*TASK ITEM*. Copy the entries below exactly. Images do not belong in the copy.

____ MATERIAL PROVIDED

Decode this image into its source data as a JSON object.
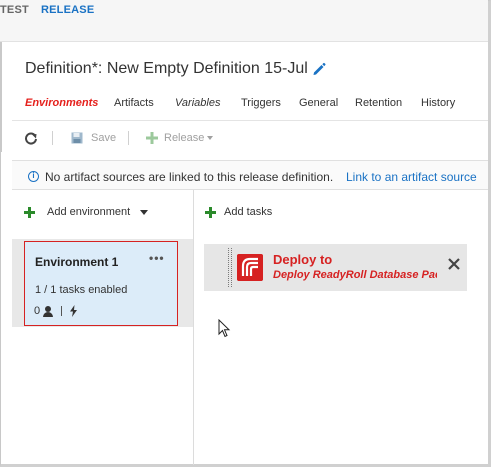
{
  "hub": {
    "tabs": [
      "TEST",
      "RELEASE"
    ]
  },
  "definition": {
    "title": "Definition*: New Empty Definition 15-Jul"
  },
  "tabs": [
    "Environments",
    "Artifacts",
    "Variables",
    "Triggers",
    "General",
    "Retention",
    "History"
  ],
  "active_tab": "Environments",
  "toolbar": {
    "save_label": "Save",
    "release_label": "Release"
  },
  "info": {
    "message": "No artifact sources are linked to this release definition.",
    "link": "Link to an artifact source"
  },
  "environments_panel": {
    "add_environment_label": "Add environment",
    "environment": {
      "name": "Environment 1",
      "tasks_enabled": "1 / 1 tasks enabled",
      "approvers_count": "0",
      "menu": "•••"
    }
  },
  "tasks_panel": {
    "add_tasks_label": "Add tasks",
    "task": {
      "title": "Deploy to",
      "subtitle": "Deploy ReadyRoll Database Package"
    }
  },
  "colors": {
    "accent": "#1a72c4",
    "active_tab": "#e5201c",
    "task_red": "#d62222",
    "add_green": "#2a8a2a",
    "env_card_bg": "#dcecf9"
  },
  "icons": [
    "pencil-icon",
    "refresh-icon",
    "save-icon",
    "release-plus-icon",
    "info-icon",
    "add-icon",
    "person-icon",
    "bolt-icon",
    "readyroll-logo-icon",
    "close-icon",
    "mouse-cursor-icon"
  ]
}
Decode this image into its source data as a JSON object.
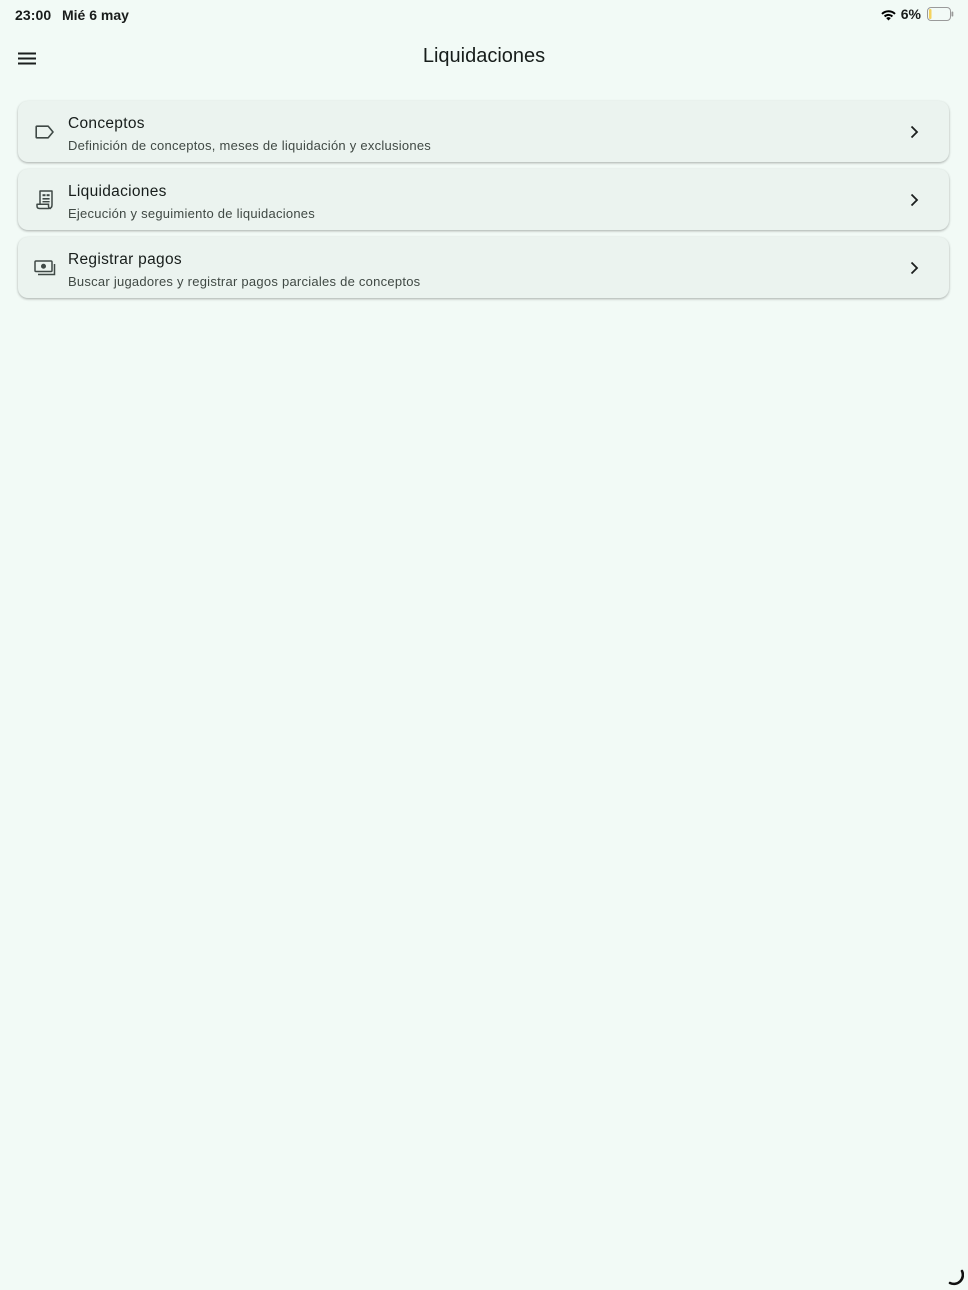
{
  "status_bar": {
    "time": "23:00",
    "date": "Mié 6 may",
    "battery": "6%",
    "wifi_icon": "wifi-icon",
    "battery_icon": "battery-low-icon"
  },
  "app_bar": {
    "title": "Liquidaciones",
    "menu_icon": "hamburger-menu-icon"
  },
  "menu": {
    "items": [
      {
        "icon": "label-tag-icon",
        "title": "Conceptos",
        "subtitle": "Definición de conceptos, meses de liquidación y exclusiones"
      },
      {
        "icon": "receipt-document-icon",
        "title": "Liquidaciones",
        "subtitle": "Ejecución y seguimiento de liquidaciones"
      },
      {
        "icon": "payments-cash-icon",
        "title": "Registrar pagos",
        "subtitle": "Buscar jugadores y registrar pagos parciales de conceptos"
      }
    ]
  },
  "colors": {
    "background": "#f2faf6",
    "card": "#ebf3ef",
    "text_primary": "#171d1b",
    "text_secondary": "#404944",
    "battery_level": "#f4d35e"
  }
}
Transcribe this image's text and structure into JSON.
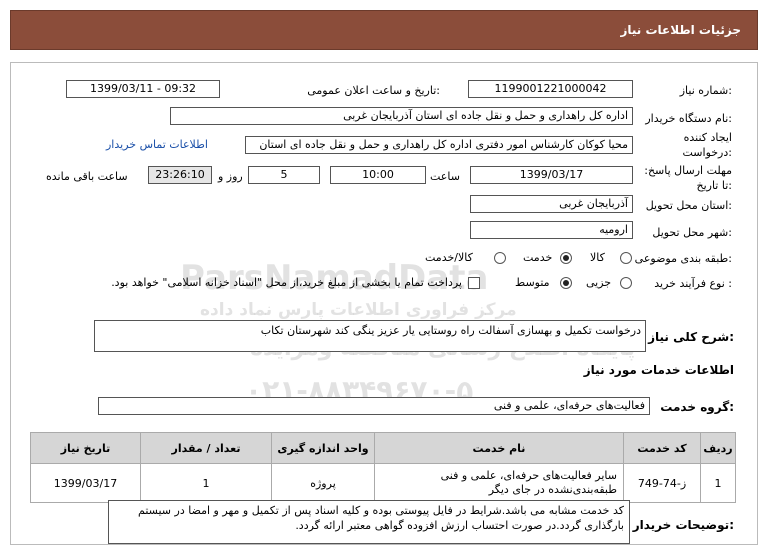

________

*FINISHED EXERCISE*.
Decode this image into its source data as a JSON object.
{
  "hub": {
    "tabs": [
      "TEST",
      "RELEASE"
    ]
  },
  "definition": {
    "title": "Definition*: New Empty Definition 15-Jul"
  },
  "tabs": [
    "Environments",
    "Artifacts",
    "Variables",
    "Triggers",
    "General",
    "Retention",
    "History"
  ],
  "active_tab": "Environments",
  "toolbar": {
    "save_label": "Save",
    "release_label": "Release"
  },
  "info": {
    "message": "No artifact sources are linked to this release definition.",
    "link": "Link to an artifact source"
  },
  "environments_panel": {
    "add_environment_label": "Add environment",
    "environment": {
      "name": "Environment 1",
      "tasks_enabled": "1 / 1 tasks enabled",
      "approvers_count": "0",
      "menu": "•••"
    }
  },
  "tasks_panel": {
    "add_tasks_label": "Add tasks",
    "task": {
      "title": "Deploy to",
      "subtitle": "Deploy ReadyRoll Database Package"
    }
  },
  "colors": {
    "accent": "#1a72c4",
    "active_tab": "#e5201c",
    "task_red": "#d62222",
    "add_green": "#2a8a2a",
    "env_card_bg": "#dcecf9"
  },
  "icons": [
    "pencil-icon",
    "refresh-icon",
    "save-icon",
    "release-plus-icon",
    "info-icon",
    "add-icon",
    "person-icon",
    "bolt-icon",
    "readyroll-logo-icon",
    "close-icon",
    "mouse-cursor-icon"
  ]
}
Decode this image into its source data as a JSON object.
{
  "status_bar": {
    "time": "23:00",
    "date": "Mié 6 may",
    "battery": "6%",
    "wifi_icon": "wifi-icon",
    "battery_icon": "battery-low-icon"
  },
  "app_bar": {
    "title": "Liquidaciones",
    "menu_icon": "hamburger-menu-icon"
  },
  "menu": {
    "items": [
      {
        "icon": "label-tag-icon",
        "title": "Conceptos",
        "subtitle": "Definición de conceptos, meses de liquidación y exclusiones"
      },
      {
        "icon": "receipt-document-icon",
        "title": "Liquidaciones",
        "subtitle": "Ejecución y seguimiento de liquidaciones"
      },
      {
        "icon": "payments-cash-icon",
        "title": "Registrar pagos",
        "subtitle": "Buscar jugadores y registrar pagos parciales de conceptos"
      }
    ]
  },
  "colors": {
    "background": "#f2faf6",
    "card": "#ebf3ef",
    "text_primary": "#171d1b",
    "text_secondary": "#404944",
    "battery_level": "#f4d35e"
  }
}
Transcribe this image's text and structure into JSON.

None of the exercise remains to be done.